[Component data from apps and pages]

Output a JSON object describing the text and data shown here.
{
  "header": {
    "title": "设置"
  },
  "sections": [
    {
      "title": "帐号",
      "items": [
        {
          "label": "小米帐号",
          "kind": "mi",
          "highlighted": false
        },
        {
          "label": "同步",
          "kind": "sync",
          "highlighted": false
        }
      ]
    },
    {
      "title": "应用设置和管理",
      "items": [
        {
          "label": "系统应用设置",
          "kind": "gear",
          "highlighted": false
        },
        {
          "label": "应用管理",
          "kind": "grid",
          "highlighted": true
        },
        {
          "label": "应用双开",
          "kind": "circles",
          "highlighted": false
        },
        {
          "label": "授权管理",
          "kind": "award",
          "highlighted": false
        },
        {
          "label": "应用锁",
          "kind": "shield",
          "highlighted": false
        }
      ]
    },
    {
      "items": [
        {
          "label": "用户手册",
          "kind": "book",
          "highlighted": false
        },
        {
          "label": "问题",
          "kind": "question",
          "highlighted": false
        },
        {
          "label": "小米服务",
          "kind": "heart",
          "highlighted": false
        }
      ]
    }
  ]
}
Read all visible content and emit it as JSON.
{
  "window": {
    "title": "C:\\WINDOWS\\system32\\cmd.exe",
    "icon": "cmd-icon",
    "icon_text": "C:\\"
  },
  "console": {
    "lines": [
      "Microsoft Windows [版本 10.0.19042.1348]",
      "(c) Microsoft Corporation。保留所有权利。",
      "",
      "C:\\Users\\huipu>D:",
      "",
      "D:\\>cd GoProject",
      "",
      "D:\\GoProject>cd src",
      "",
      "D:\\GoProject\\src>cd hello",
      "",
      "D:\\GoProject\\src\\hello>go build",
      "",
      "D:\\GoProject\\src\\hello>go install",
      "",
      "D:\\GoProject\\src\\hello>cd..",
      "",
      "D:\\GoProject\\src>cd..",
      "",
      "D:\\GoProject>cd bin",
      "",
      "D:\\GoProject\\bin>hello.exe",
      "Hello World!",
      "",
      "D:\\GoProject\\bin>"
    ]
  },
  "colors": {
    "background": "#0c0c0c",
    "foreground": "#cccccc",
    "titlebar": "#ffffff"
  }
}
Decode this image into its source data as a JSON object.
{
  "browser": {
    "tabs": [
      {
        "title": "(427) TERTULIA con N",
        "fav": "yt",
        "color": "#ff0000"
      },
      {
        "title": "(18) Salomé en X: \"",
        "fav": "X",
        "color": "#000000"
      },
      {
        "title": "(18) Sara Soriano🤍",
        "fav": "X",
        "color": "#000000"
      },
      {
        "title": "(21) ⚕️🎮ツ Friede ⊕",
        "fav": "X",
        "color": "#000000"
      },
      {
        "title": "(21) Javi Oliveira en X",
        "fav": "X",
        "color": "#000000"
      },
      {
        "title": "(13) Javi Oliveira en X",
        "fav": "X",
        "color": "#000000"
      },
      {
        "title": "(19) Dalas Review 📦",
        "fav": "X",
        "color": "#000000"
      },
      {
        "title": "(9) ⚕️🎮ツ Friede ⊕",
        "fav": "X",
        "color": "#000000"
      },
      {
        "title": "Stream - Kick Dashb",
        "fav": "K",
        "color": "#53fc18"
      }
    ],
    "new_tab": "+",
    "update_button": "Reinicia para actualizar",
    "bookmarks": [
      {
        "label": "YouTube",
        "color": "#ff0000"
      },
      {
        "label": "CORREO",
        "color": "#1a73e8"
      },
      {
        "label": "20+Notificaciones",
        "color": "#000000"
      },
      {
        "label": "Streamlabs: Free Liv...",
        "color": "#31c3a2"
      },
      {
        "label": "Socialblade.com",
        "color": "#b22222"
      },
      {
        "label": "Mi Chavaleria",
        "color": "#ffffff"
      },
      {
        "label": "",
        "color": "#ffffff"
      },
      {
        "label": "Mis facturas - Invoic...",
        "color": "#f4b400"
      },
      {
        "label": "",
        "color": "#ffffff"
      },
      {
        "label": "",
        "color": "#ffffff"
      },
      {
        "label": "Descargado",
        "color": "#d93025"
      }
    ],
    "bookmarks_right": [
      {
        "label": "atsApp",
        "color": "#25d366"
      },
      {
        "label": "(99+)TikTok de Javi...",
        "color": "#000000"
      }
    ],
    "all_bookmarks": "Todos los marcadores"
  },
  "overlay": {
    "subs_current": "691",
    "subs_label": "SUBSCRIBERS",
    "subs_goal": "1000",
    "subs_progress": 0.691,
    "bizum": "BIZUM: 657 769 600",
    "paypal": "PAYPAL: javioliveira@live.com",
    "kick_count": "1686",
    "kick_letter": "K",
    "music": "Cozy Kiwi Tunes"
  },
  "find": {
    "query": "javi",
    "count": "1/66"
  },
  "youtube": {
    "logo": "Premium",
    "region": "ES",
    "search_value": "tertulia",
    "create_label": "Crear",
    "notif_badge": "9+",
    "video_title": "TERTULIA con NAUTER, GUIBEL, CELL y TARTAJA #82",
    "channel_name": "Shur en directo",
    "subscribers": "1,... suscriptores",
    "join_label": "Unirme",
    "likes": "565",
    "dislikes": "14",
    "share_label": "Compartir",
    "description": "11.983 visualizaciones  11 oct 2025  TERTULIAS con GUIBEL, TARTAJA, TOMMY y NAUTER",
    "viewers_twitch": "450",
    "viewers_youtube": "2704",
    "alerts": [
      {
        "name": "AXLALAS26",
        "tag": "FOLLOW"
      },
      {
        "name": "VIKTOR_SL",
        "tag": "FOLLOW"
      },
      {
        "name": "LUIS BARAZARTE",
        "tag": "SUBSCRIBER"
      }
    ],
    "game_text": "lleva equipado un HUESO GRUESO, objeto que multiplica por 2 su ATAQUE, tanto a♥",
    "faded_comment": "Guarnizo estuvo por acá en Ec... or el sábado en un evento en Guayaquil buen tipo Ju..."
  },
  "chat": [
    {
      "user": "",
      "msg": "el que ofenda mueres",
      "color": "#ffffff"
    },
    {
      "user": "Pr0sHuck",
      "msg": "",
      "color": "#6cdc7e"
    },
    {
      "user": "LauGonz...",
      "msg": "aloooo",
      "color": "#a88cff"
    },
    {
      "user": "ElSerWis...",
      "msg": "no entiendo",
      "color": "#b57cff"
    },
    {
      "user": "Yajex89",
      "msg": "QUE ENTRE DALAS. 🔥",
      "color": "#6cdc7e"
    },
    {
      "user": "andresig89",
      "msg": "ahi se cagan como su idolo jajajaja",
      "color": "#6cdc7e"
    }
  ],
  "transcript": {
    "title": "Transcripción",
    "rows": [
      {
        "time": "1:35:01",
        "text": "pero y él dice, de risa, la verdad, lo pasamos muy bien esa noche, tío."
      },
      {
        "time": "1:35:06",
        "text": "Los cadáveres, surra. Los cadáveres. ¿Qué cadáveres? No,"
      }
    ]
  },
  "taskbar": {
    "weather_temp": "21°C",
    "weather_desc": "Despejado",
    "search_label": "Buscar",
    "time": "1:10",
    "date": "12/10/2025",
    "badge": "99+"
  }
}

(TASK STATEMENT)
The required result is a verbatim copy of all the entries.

(WRITTEN ANSWER)
Output a JSON object describing the text and data shown here.
{
  "header": {
    "title": "设置"
  },
  "sections": [
    {
      "title": "帐号",
      "items": [
        {
          "label": "小米帐号",
          "kind": "mi",
          "highlighted": false
        },
        {
          "label": "同步",
          "kind": "sync",
          "highlighted": false
        }
      ]
    },
    {
      "title": "应用设置和管理",
      "items": [
        {
          "label": "系统应用设置",
          "kind": "gear",
          "highlighted": false
        },
        {
          "label": "应用管理",
          "kind": "grid",
          "highlighted": true
        },
        {
          "label": "应用双开",
          "kind": "circles",
          "highlighted": false
        },
        {
          "label": "授权管理",
          "kind": "award",
          "highlighted": false
        },
        {
          "label": "应用锁",
          "kind": "shield",
          "highlighted": false
        }
      ]
    },
    {
      "items": [
        {
          "label": "用户手册",
          "kind": "book",
          "highlighted": false
        },
        {
          "label": "问题",
          "kind": "question",
          "highlighted": false
        },
        {
          "label": "小米服务",
          "kind": "heart",
          "highlighted": false
        }
      ]
    }
  ]
}
Read all visible content and emit it as JSON.
{
  "window": {
    "title": "C:\\WINDOWS\\system32\\cmd.exe",
    "icon": "cmd-icon",
    "icon_text": "C:\\"
  },
  "console": {
    "lines": [
      "Microsoft Windows [版本 10.0.19042.1348]",
      "(c) Microsoft Corporation。保留所有权利。",
      "",
      "C:\\Users\\huipu>D:",
      "",
      "D:\\>cd GoProject",
      "",
      "D:\\GoProject>cd src",
      "",
      "D:\\GoProject\\src>cd hello",
      "",
      "D:\\GoProject\\src\\hello>go build",
      "",
      "D:\\GoProject\\src\\hello>go install",
      "",
      "D:\\GoProject\\src\\hello>cd..",
      "",
      "D:\\GoProject\\src>cd..",
      "",
      "D:\\GoProject>cd bin",
      "",
      "D:\\GoProject\\bin>hello.exe",
      "Hello World!",
      "",
      "D:\\GoProject\\bin>"
    ]
  },
  "colors": {
    "background": "#0c0c0c",
    "foreground": "#cccccc",
    "titlebar": "#ffffff"
  }
}
Decode this image into its source data as a JSON object.
{
  "browser": {
    "tabs": [
      {
        "title": "(427) TERTULIA con N",
        "fav": "yt",
        "color": "#ff0000"
      },
      {
        "title": "(18) Salomé en X: \"",
        "fav": "X",
        "color": "#000000"
      },
      {
        "title": "(18) Sara Soriano🤍",
        "fav": "X",
        "color": "#000000"
      },
      {
        "title": "(21) ⚕️🎮ツ Friede ⊕",
        "fav": "X",
        "color": "#000000"
      },
      {
        "title": "(21) Javi Oliveira en X",
        "fav": "X",
        "color": "#000000"
      },
      {
        "title": "(13) Javi Oliveira en X",
        "fav": "X",
        "color": "#000000"
      },
      {
        "title": "(19) Dalas Review 📦",
        "fav": "X",
        "color": "#000000"
      },
      {
        "title": "(9) ⚕️🎮ツ Friede ⊕",
        "fav": "X",
        "color": "#000000"
      },
      {
        "title": "Stream - Kick Dashb",
        "fav": "K",
        "color": "#53fc18"
      }
    ],
    "new_tab": "+",
    "update_button": "Reinicia para actualizar",
    "bookmarks": [
      {
        "label": "YouTube",
        "color": "#ff0000"
      },
      {
        "label": "CORREO",
        "color": "#1a73e8"
      },
      {
        "label": "20+Notificaciones",
        "color": "#000000"
      },
      {
        "label": "Streamlabs: Free Liv...",
        "color": "#31c3a2"
      },
      {
        "label": "Socialblade.com",
        "color": "#b22222"
      },
      {
        "label": "Mi Chavaleria",
        "color": "#ffffff"
      },
      {
        "label": "",
        "color": "#ffffff"
      },
      {
        "label": "Mis facturas - Invoic...",
        "color": "#f4b400"
      },
      {
        "label": "",
        "color": "#ffffff"
      },
      {
        "label": "",
        "color": "#ffffff"
      },
      {
        "label": "Descargado",
        "color": "#d93025"
      }
    ],
    "bookmarks_right": [
      {
        "label": "atsApp",
        "color": "#25d366"
      },
      {
        "label": "(99+)TikTok de Javi...",
        "color": "#000000"
      }
    ],
    "all_bookmarks": "Todos los marcadores"
  },
  "overlay": {
    "subs_current": "691",
    "subs_label": "SUBSCRIBERS",
    "subs_goal": "1000",
    "subs_progress": 0.691,
    "bizum": "BIZUM: 657 769 600",
    "paypal": "PAYPAL: javioliveira@live.com",
    "kick_count": "1686",
    "kick_letter": "K",
    "music": "Cozy Kiwi Tunes"
  },
  "find": {
    "query": "javi",
    "count": "1/66"
  },
  "youtube": {
    "logo": "Premium",
    "region": "ES",
    "search_value": "tertulia",
    "create_label": "Crear",
    "notif_badge": "9+",
    "video_title": "TERTULIA con NAUTER, GUIBEL, CELL y TARTAJA #82",
    "channel_name": "Shur en directo",
    "subscribers": "1,... suscriptores",
    "join_label": "Unirme",
    "likes": "565",
    "dislikes": "14",
    "share_label": "Compartir",
    "description": "11.983 visualizaciones  11 oct 2025  TERTULIAS con GUIBEL, TARTAJA, TOMMY y NAUTER",
    "viewers_twitch": "450",
    "viewers_youtube": "2704",
    "alerts": [
      {
        "name": "AXLALAS26",
        "tag": "FOLLOW"
      },
      {
        "name": "VIKTOR_SL",
        "tag": "FOLLOW"
      },
      {
        "name": "LUIS BARAZARTE",
        "tag": "SUBSCRIBER"
      }
    ],
    "game_text": "lleva equipado un HUESO GRUESO, objeto que multiplica por 2 su ATAQUE, tanto a♥",
    "faded_comment": "Guarnizo estuvo por acá en Ec... or el sábado en un evento en Guayaquil buen tipo Ju..."
  },
  "chat": [
    {
      "user": "",
      "msg": "el que ofenda mueres",
      "color": "#ffffff"
    },
    {
      "user": "Pr0sHuck",
      "msg": "",
      "color": "#6cdc7e"
    },
    {
      "user": "LauGonz...",
      "msg": "aloooo",
      "color": "#a88cff"
    },
    {
      "user": "ElSerWis...",
      "msg": "no entiendo",
      "color": "#b57cff"
    },
    {
      "user": "Yajex89",
      "msg": "QUE ENTRE DALAS. 🔥",
      "color": "#6cdc7e"
    },
    {
      "user": "andresig89",
      "msg": "ahi se cagan como su idolo jajajaja",
      "color": "#6cdc7e"
    }
  ],
  "transcript": {
    "title": "Transcripción",
    "rows": [
      {
        "time": "1:35:01",
        "text": "pero y él dice, de risa, la verdad, lo pasamos muy bien esa noche, tío."
      },
      {
        "time": "1:35:06",
        "text": "Los cadáveres, surra. Los cadáveres. ¿Qué cadáveres? No,"
      }
    ]
  },
  "taskbar": {
    "weather_temp": "21°C",
    "weather_desc": "Despejado",
    "search_label": "Buscar",
    "time": "1:10",
    "date": "12/10/2025",
    "badge": "99+"
  }
}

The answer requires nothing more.